How to Be a Foodie With Four Kids

It’s impossible. Just kidding — it’s not. But it does take some determination. Here are four strategies that can help you avoid the mac ‘n cheese rut and maintain some semblance of culinary adventure during weeknight dinners. 

First, before I dive into the strategies, I should explain that family dinners are really important to us. Possibly to the point of driving ourselves insane. 

The Early Years 

For our little ones, we purchased high chairs that can be pulled straight up to the table, and we ate together as a family at least six nights a week. At this stage of our lives, when we had a seven-year-old and three kids under three, most of our dinners ended abruptly with kids walking away from the table and/or food being thrown (usually food being thrown). When this happens, my husband and I would take a sip of our sparkling waters (or better, wine) and remind ourselves that we’re in it for the long haul. This will pay off, right? 

The Busy Years 

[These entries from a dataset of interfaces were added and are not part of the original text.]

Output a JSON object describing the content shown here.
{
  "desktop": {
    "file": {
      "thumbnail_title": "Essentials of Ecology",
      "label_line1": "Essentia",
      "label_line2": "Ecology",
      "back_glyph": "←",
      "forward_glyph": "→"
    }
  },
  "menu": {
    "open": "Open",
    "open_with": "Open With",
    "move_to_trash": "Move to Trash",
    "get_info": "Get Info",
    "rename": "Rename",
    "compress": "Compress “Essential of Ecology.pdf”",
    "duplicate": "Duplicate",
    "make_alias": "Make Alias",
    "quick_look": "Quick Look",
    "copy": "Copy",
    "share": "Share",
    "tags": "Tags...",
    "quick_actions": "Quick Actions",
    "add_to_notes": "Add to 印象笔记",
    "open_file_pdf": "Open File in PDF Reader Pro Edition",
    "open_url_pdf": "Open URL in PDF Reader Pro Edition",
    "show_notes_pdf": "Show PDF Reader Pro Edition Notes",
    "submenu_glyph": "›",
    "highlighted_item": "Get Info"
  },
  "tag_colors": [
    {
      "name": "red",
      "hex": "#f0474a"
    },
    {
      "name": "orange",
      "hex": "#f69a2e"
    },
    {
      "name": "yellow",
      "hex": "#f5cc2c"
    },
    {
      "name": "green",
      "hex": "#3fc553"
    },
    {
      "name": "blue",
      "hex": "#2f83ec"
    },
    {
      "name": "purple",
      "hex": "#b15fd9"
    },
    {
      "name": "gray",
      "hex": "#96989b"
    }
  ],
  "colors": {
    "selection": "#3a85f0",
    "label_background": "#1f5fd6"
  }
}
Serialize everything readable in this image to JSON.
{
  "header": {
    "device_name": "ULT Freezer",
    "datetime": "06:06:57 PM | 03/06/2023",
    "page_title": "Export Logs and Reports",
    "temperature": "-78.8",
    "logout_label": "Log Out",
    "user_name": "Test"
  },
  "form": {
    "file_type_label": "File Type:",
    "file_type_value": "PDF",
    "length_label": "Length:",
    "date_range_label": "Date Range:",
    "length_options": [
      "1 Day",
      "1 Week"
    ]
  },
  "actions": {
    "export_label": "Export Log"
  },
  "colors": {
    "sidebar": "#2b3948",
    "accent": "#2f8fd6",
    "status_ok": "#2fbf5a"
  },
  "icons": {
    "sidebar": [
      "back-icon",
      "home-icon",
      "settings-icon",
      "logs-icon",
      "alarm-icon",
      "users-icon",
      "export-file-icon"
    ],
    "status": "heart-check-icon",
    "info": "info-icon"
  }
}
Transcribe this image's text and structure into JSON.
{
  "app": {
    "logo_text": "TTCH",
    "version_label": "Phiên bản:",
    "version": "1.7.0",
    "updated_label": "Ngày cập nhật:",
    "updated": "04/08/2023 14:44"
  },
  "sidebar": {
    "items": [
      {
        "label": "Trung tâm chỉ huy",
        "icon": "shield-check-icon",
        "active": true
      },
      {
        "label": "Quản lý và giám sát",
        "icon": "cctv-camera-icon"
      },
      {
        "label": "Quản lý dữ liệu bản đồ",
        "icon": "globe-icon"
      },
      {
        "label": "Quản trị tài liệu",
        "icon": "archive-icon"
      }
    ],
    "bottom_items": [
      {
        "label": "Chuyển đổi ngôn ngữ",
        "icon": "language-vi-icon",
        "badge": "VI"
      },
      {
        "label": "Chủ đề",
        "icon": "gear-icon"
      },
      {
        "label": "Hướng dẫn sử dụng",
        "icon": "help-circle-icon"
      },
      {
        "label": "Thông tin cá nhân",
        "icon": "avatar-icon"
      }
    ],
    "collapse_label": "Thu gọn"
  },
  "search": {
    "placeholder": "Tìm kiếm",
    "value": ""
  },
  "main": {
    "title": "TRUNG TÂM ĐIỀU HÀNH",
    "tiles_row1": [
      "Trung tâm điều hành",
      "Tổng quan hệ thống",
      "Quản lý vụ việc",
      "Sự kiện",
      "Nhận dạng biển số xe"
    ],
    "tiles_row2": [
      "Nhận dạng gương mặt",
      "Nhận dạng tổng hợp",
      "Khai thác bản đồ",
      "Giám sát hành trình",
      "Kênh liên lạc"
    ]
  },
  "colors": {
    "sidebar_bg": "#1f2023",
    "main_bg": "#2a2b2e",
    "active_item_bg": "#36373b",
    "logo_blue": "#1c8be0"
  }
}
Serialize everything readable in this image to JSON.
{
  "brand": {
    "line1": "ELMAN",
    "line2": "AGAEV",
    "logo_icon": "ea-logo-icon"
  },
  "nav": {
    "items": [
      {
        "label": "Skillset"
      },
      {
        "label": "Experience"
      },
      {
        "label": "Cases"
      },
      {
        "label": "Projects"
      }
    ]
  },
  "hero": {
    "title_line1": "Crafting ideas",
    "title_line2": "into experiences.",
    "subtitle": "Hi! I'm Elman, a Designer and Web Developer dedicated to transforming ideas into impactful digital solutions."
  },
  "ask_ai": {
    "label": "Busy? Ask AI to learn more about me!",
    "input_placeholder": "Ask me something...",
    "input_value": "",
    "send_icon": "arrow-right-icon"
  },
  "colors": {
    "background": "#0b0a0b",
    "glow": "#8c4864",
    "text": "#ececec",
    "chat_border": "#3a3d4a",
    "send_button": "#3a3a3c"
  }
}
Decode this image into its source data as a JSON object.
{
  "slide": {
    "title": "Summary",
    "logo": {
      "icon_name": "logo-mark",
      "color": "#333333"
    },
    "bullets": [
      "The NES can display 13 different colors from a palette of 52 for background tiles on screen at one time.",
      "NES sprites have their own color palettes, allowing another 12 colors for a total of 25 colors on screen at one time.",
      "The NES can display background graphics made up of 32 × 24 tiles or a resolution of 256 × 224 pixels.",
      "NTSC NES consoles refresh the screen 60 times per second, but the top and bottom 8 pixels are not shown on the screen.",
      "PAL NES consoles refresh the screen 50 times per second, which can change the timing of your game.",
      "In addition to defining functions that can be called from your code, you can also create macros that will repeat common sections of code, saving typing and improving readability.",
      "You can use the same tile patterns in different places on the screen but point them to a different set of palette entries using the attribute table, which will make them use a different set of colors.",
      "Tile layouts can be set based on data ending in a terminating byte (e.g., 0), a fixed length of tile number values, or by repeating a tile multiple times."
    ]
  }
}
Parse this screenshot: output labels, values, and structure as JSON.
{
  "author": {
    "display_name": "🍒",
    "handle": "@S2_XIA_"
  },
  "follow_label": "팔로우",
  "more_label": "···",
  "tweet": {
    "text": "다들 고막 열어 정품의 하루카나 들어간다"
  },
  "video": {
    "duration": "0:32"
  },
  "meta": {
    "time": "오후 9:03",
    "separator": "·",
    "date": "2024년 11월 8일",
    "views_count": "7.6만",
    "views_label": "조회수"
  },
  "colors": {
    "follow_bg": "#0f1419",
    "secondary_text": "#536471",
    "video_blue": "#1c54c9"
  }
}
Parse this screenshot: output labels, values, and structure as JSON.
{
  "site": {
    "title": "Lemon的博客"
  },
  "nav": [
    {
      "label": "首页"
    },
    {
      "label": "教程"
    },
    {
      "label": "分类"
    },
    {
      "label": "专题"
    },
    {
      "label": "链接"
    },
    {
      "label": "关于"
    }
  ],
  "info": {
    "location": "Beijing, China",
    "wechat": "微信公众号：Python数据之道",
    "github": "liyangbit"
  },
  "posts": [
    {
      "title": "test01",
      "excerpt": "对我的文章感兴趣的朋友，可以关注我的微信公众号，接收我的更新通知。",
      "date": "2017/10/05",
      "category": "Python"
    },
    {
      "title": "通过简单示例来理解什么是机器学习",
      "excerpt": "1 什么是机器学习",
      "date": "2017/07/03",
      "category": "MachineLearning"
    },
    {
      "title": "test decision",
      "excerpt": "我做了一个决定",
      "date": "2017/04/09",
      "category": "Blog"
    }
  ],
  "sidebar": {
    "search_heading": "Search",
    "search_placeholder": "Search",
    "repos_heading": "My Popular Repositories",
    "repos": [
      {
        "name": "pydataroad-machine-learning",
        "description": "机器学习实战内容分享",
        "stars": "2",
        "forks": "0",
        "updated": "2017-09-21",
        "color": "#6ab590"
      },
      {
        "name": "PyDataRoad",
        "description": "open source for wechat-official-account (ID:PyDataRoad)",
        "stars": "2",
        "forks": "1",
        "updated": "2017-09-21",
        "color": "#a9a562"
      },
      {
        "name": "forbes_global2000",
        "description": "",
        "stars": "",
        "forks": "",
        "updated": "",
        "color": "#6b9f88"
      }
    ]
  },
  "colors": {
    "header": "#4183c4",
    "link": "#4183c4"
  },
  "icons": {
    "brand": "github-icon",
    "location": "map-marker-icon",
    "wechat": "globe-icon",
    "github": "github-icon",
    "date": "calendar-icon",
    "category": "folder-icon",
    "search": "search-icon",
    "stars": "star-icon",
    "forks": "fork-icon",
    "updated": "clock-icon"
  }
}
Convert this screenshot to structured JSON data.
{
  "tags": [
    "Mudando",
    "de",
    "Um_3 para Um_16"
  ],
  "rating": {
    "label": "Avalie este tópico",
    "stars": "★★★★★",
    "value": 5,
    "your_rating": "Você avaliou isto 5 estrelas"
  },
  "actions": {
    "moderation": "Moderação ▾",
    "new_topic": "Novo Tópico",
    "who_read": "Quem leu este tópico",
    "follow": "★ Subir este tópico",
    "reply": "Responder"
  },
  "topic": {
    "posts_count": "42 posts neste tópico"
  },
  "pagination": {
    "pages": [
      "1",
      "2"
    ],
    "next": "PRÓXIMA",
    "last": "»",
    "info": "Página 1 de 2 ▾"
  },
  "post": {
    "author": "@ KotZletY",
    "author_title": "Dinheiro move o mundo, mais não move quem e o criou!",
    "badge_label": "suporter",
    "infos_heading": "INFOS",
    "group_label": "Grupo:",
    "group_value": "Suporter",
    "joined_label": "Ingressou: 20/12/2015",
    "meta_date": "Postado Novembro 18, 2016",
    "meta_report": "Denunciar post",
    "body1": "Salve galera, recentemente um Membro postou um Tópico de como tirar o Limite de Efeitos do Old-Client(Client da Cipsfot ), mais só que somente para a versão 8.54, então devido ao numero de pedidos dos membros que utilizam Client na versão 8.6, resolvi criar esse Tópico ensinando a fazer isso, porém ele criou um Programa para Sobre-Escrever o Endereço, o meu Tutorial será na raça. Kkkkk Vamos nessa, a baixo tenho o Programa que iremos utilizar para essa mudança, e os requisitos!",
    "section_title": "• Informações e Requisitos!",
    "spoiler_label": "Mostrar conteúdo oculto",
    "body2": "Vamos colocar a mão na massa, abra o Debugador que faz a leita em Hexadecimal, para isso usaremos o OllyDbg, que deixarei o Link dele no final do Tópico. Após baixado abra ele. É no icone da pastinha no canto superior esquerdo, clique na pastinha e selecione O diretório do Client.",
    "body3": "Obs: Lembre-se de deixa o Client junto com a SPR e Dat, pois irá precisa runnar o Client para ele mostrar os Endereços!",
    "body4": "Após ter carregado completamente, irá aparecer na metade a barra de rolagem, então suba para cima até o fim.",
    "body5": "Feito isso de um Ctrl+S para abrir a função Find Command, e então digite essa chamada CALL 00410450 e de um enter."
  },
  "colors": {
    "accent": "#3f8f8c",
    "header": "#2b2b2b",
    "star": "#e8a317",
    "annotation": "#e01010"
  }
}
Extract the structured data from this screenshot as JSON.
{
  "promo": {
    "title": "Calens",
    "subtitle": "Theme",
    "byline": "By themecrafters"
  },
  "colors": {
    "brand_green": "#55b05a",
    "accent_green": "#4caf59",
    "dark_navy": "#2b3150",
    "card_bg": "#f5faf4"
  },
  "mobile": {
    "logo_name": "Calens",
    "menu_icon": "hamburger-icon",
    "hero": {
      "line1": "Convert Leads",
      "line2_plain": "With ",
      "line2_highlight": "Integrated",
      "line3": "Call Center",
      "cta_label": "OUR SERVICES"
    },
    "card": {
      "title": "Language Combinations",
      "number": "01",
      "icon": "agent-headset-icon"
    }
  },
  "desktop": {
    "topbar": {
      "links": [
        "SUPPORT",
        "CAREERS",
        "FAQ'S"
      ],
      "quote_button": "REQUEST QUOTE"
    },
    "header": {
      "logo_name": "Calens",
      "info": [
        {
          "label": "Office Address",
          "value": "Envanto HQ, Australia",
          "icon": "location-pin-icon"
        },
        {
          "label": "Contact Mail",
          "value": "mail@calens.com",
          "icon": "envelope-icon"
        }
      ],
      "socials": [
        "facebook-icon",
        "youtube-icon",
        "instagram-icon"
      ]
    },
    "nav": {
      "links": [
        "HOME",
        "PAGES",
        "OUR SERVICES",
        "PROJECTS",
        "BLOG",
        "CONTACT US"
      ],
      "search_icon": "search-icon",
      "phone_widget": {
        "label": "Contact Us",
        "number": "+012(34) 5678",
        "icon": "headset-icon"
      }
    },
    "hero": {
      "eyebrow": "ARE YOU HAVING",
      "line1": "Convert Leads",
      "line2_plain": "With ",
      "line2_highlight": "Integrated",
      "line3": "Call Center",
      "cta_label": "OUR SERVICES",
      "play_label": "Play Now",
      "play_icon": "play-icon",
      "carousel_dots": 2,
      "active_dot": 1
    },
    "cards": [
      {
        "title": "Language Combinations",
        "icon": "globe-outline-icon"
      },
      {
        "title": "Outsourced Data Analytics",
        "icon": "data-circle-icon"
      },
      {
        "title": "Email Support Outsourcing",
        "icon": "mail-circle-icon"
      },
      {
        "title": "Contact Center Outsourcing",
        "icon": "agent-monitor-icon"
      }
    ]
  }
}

Skip to today, we have a middle-schooler and three elementary school-age children, and life is b.u.s.y. We are constantly on the move with sports, activities, and homework. We still prioritize sitting down for dinner, nearly every night. Dinner looks a little different than it did in those early years. The kids help set the table (most nights) and will sit down and (sometimes) try a bit of everything on their plates, but the challenge here is meeting all of the demands. With four little people, and my husband and I as self-proclaimed foodies, we have a lot of demands when it comes to dinner time.  

The Key to Easy Weeknight Dinners 

So, now that you know that we are committed to the family dinner, I will also explain that we are pretty committed to not cooking separate meals. We strive to feed our kids the same meal we are eating. I will admit that our level of foodie has slipped from sous-vide and soufflés to more like short-order chefs as parents, but we consider these the maintenance years while the kids are still young. Here’s how we try to make it work and keep the stress level low

Four very different eaters at the dinner table.

1. Make a Meal Plan 

This first step is absolutely essential for me. Dinnertime with kids can be tough even when we’re feeding them their favorite foods. To add in the complexity of more adventurous meals, I have to have a plan in place for my weeknight dinners. I am a meal planning addict.

In the past, I would dedicate a portion of my weekend to seeking out recipes and building my grocery list to shop for the entire week.

Today, I use Ollie to plan my meals for me in minutes. It’s so fast and knows our family so well that I don’t even have to think about it anymore.

Thankfully, Ollie has simplified this extra work for me, because when I don’t have this ready before the week begins, I have a much harder time creating interesting, satisfying meals that my entire family will eat.

2. Break Down the Dish

This is a strategy I have adapted from Jenny Rosenstrach’s wonderful Dinner: A Love Story cookbook. She suggests that dinner is still a win if kids are eating parts of the meal, regardless of whether they are in the same form as yours. 

Take niçoise salad, for example. My husband and I make the salad, and we portion out bits of it for the kids, based on their preferences. Think of it like a venn diagram. My son likes the lettuce and eggs, my younger girls will eat the potatoes and egg, and we will have the salad in its entirety. This is still a win. Everyone is technically eating the same thing, it’s just served up differently. You could use this same approach for spaghetti and meatballs: one kid has pasta no sauce, other has the whole shebang, one has just meatballs – still a win! 

Strategies to serve family friendly meals to everyone in your house.
Adapted from Jenny Rosenstrach’s Dinner: A Love Story.

3. Don’t Offer Alternative Meals

This classic recommendation is a firm rule in our house. “This is our dinner” is said just about every night. The kids choose whether to eat it. Or not. No extra meals. They can have a big breakfast in the morning if they are still hungry. They usually eat enough to tide them over.

4. Give Yourselves a Break  

I will be the first to admit that we are not great about this part, but we’re working on it. Feeding a family, especially with young kids is tough. Find solutions that work for your family, and have a laugh when you try something that doesn’t work.

Ollie has made meal planning for weeknight dinners in our house a breeze. It has honestly saved me 45 minutes to an hour of planning every weekend, and we’ve discovered new meals that we wouldn’t have tried.

We’re currently in development on the public version of Ollie and have opened up a waitlist. If you’re interested in gaining early access, sign up here.

Bon appétit! 


You might also like...